Usually silent but quite vocal near nest. On return to nest excited yelping, ‘kyik-kyik-kyik; as alarm high long ‘screee’. Also a variety of harsh scratchy grating sounds.

Bowerbirds, Larks, Pipit, Sparrows & Finches

  • 141
  • Greg Sheehan
  • Spotted Bowerbird

Loud chirring grating hissing or throat-clearing noises. Pizzey

  • 142
  • Sandy Evans
  • Singing Bushlark (Horsfield’s)

Sweet clear if spasmodic song; notes alternately shrill and trilling or rich and melodious. Pizzey.

  • 143
  • Sonya Holowell
  • Australasian (Richard’s) Pipit

Brisk splintered ‘pith’ or rasping drawn-out ‘zwee’. Pizzey.

  • 144
  • Benjamin Samuels
  • Zebra Finch

Loud ‘tya’ like a toy trumpet; song a series of such notes connected with chattering trills. Pizzey.

  • 145
  • Karlin Love & Luigi Irlandini
  • Double-Barred Finch

Toot like toy trumpet, long-drawn-out ‘tiaat, tiaat’. Pizzey.

  • 146
  • Jim Moginie
  • Black-Throated Finch

Somewhat mournful far-carrying descending ‘peew’; soft ‘beck-beck-beckadeck’. Pizzey. "Fortunately the black- throated finch has wings and can fly…” Clive Palmer

  • 147
  • Tim Mortimer
  • Plum-headed Finch

Reported to be a single ‘tlip’ or ‘tleep’; at times drawn-out and high-pitched, scarcely audible. Pizzey.

Brolga Crakes Rails Bustard Button-Quails & Wader

  • 37
  • Mandy Connell
  • Brolga

Whooping bugle or trumpet like calls and harsh croaks. Simpson and Day

  • 38
  • Everybody & Darren Blackman
  • Australian Bustard

deep booming, rather like the roar of a distant lion, rising then falling. Closer, sounds include an abrupt, hoarse exhalation ‘huhh!’, often leading into a hoarse throaty growling – ‘huhh!, huhh! -aa-a-r-r-rgh, aa a-r-r-rrrgh’. Morcombe
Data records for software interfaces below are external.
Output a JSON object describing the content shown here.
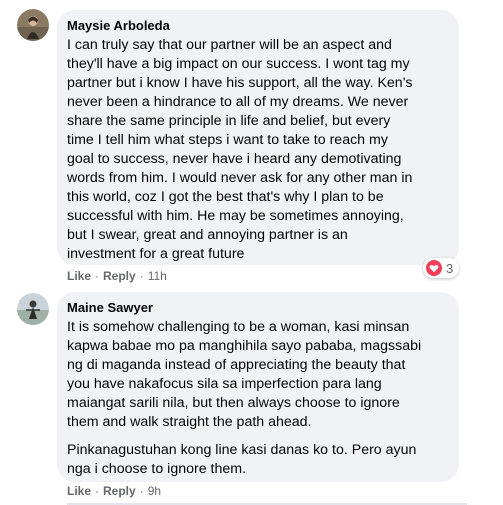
{
  "comments": [
    {
      "author": "Maysie Arboleda",
      "paragraphs": [
        "I can truly say that our partner will be an aspect and\nthey'll have a big impact on our success. I wont tag my\npartner but i know I have his support, all the way. Ken's\nnever been a hindrance to all of my dreams. We never\nshare the same principle in life and belief, but every\ntime I tell him what steps i want to take to reach my\ngoal to success, never have i heard any demotivating\nwords from him. I would never ask for any other man in\nthis world, coz I got the best that's why I plan to be\nsuccessful with him. He may be sometimes annoying,\nbut I swear, great and annoying partner is an\ninvestment for a great future"
      ],
      "like_label": "Like",
      "reply_label": "Reply",
      "separator": "·",
      "time": "11h",
      "reaction_count": "3",
      "reaction_icon": "heart-icon",
      "reaction_color": "#f33e58"
    },
    {
      "author": "Maine Sawyer",
      "paragraphs": [
        "It is somehow challenging to be a woman, kasi minsan\nkapwa babae mo pa manghihila sayo pababa, magssabi\nng di maganda instead of appreciating the beauty that\nyou have nakafocus sila sa imperfection para lang\nmaiangat sarili nila, but then always choose to ignore\nthem and walk straight the path ahead.",
        "Pinkanagustuhan kong line kasi danas ko to. Pero ayun\nnga i choose to ignore them."
      ],
      "like_label": "Like",
      "reply_label": "Reply",
      "separator": "·",
      "time": "9h"
    }
  ],
  "colors": {
    "bubble": "#f0f2f5",
    "text": "#050505",
    "secondary": "#65676b"
  }
}
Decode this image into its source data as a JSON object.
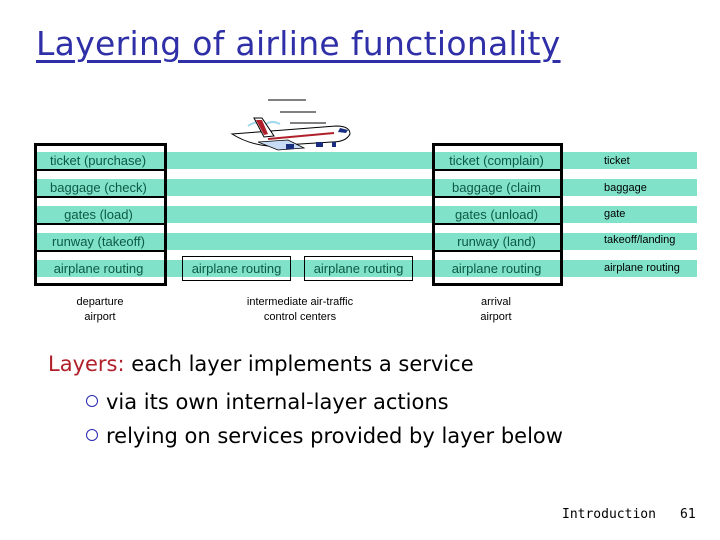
{
  "slide": {
    "title": "Layering of airline functionality",
    "page_number": "61",
    "section": "Introduction"
  },
  "colors": {
    "layer_bar": "#80e2c9",
    "title": "#2f2fa8",
    "accent": "#b0202a",
    "cell_text": "#0c5a44"
  },
  "departure": {
    "layers": [
      "ticket (purchase)",
      "baggage (check)",
      "gates (load)",
      "runway (takeoff)",
      "airplane routing"
    ],
    "caption_line1": "departure",
    "caption_line2": "airport"
  },
  "intermediate": {
    "boxes": [
      "airplane routing",
      "airplane routing"
    ],
    "caption_line1": "intermediate air-traffic",
    "caption_line2": "control centers"
  },
  "arrival": {
    "layers": [
      "ticket (complain)",
      "baggage (claim",
      "gates (unload)",
      "runway (land)",
      "airplane routing"
    ],
    "caption_line1": "arrival",
    "caption_line2": "airport"
  },
  "layer_names": [
    "ticket",
    "baggage",
    "gate",
    "takeoff/landing",
    "airplane routing"
  ],
  "explanation": {
    "lead_keyword": "Layers:",
    "lead_text": " each layer implements a service",
    "bullets": [
      "via its own internal-layer actions",
      "relying on services provided by layer below"
    ]
  },
  "icons": {
    "illustration": "airplane-icon",
    "bullet": "circle-bullet-icon"
  }
}
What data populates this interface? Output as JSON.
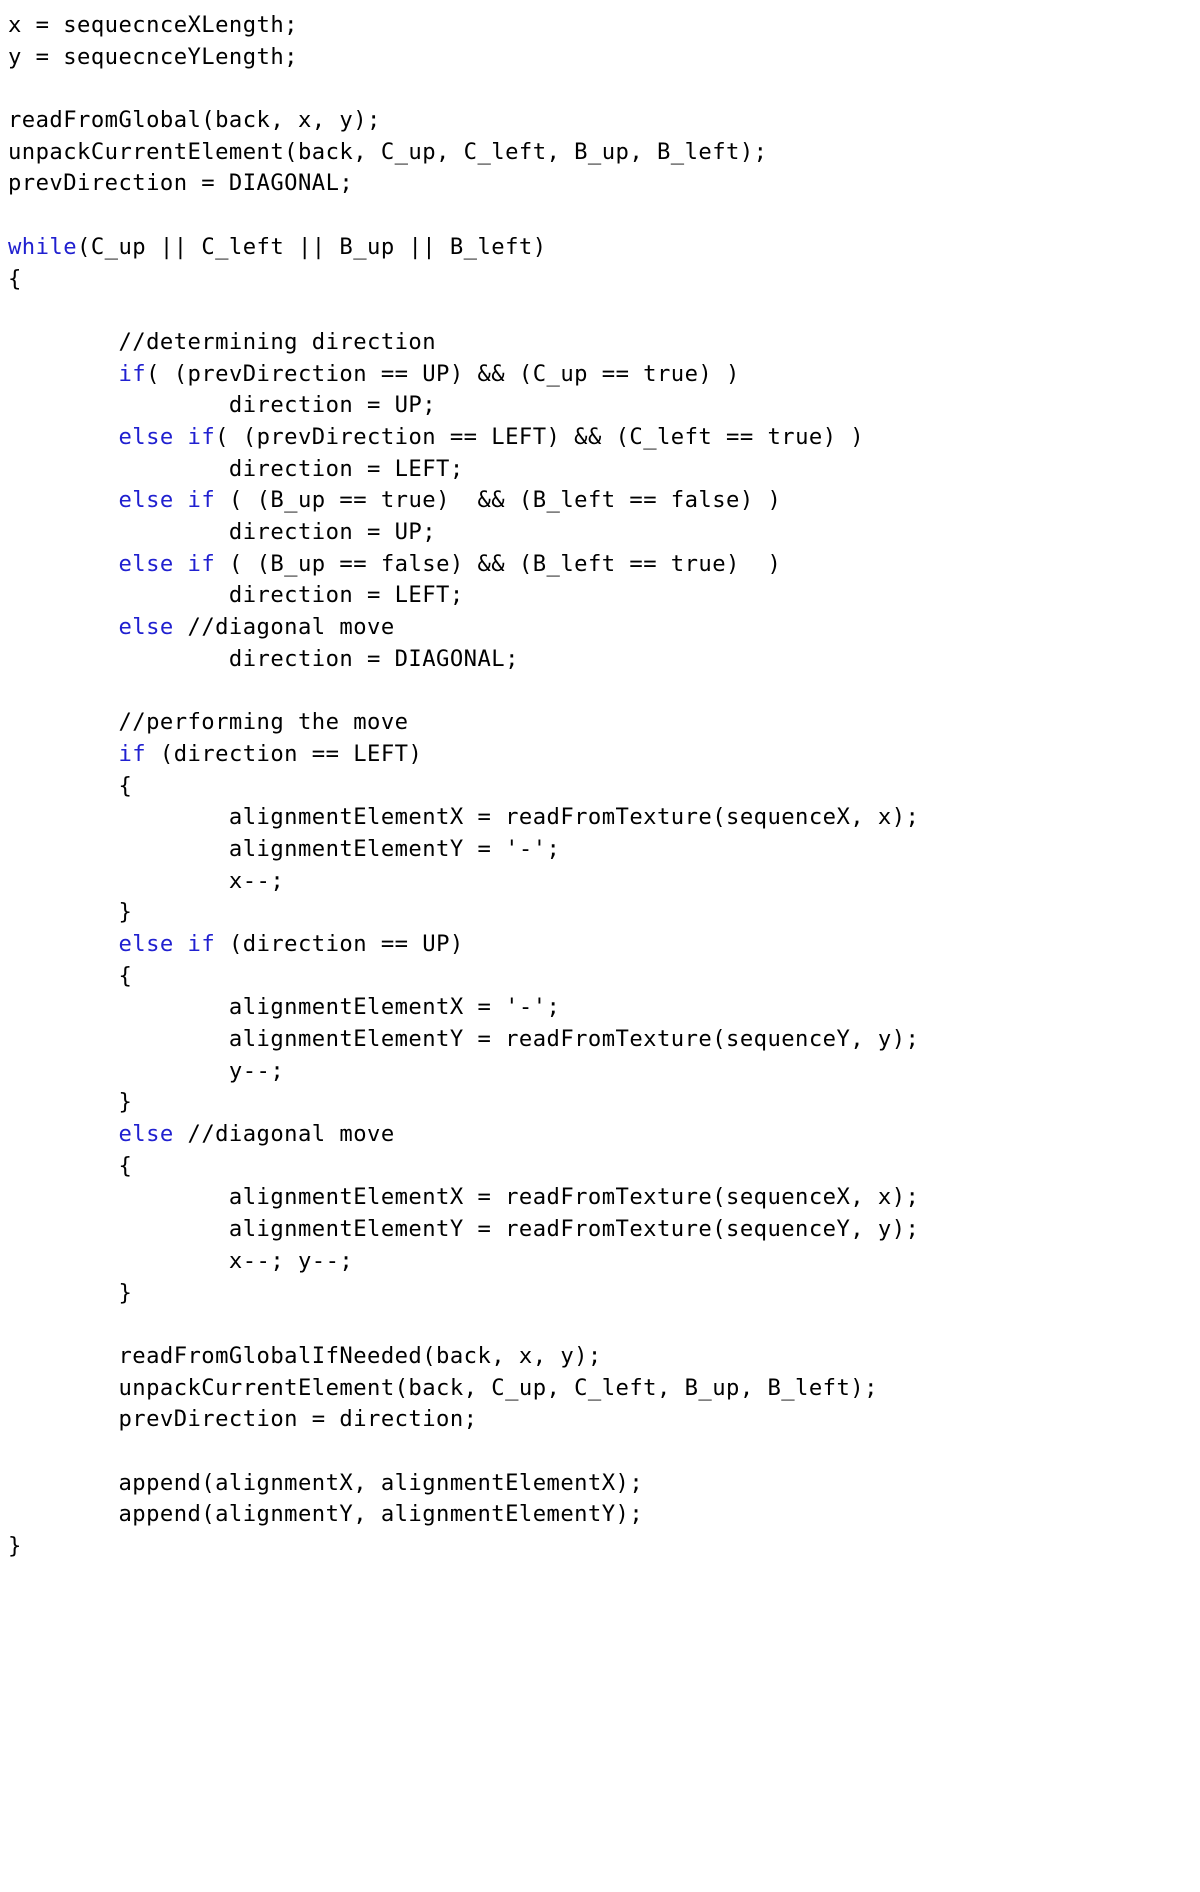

  • 39
  • Martin Kay
  • Little Button-quail

Woop woop. Simpson and Day. Soft, high, resonant, musical ‘whoo, whoo, whoo…’ Squeaky chatter when flushed. Morecombe

  • 40
  • Ian Ahles
  • Red-chested Button-quail

Call is a soft, quite high, booming ‘oom, oom’ at one second intervals; notes slightly slurred and rising through a sequence of 20–30 calls. Morecombe

  • 41
  • Collin Offord
  • Bush Stone-curlew

Morcombe : ’eerie, a drawn out, mournfull-‘wee-ier, wee-ier, wheee-ieeer, whee-ieer-loo. Each call rises, strengthening, faster, building to a climax, then trails away.’

  • 42
  • Ganesh Anandan
  • Black-fronted Dotterel

Metallic pink; trilling calls. Simpson and Day

  • 43
  • Bonnie Hart
  • Masked Lapwing

Loud cackling Kerr-kick-ki-ki-ki; single kek. Simpson and Day